--- Source data Enclosed Below ---
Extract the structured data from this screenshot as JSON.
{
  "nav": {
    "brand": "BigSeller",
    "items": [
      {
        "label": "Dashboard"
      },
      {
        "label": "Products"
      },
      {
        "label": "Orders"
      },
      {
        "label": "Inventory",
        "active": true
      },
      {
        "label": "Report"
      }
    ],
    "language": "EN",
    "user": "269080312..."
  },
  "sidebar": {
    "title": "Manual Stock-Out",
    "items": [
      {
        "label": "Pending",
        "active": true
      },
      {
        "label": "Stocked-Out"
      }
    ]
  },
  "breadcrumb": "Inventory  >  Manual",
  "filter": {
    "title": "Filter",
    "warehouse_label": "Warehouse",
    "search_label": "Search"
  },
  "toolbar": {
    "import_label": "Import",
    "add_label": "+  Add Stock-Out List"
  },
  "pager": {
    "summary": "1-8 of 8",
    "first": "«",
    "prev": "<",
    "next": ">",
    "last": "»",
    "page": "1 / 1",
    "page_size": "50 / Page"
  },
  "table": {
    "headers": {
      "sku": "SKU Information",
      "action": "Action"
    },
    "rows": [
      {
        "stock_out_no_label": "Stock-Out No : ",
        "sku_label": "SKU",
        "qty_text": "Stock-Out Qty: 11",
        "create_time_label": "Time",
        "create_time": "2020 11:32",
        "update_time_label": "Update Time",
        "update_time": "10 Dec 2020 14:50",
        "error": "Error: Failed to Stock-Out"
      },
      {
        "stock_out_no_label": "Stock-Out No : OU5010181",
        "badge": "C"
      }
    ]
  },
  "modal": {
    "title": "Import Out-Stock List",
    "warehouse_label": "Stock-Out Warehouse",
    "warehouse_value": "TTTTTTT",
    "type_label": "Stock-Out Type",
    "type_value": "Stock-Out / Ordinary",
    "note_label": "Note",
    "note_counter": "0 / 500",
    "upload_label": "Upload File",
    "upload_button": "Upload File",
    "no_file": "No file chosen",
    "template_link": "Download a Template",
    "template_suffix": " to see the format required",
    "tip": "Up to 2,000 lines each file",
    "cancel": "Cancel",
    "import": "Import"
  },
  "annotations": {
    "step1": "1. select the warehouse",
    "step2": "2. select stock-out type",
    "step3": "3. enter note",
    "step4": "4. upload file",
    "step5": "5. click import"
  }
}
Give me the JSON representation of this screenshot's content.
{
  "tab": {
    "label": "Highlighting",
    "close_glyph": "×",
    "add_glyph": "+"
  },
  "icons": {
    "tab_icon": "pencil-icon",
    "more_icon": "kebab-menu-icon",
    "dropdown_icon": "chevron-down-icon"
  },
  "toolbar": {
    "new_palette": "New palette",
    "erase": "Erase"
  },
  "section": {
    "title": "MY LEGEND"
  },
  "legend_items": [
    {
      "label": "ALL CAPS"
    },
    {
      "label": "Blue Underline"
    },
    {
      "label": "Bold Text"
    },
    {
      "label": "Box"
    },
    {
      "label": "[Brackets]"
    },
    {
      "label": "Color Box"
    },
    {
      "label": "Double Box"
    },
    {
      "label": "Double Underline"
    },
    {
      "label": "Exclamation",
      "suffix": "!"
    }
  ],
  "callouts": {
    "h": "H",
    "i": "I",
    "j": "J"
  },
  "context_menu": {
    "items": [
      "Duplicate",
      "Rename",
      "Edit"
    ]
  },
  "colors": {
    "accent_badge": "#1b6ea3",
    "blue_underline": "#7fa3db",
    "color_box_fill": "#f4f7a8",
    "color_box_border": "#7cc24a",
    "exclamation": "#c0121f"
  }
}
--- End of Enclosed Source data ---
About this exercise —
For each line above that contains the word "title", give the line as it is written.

Result for this task —
    "title": "Manual Stock-Out",
    "title": "Filter",
    "title": "Import Out-Stock List",
    "title": "MY LEGEND"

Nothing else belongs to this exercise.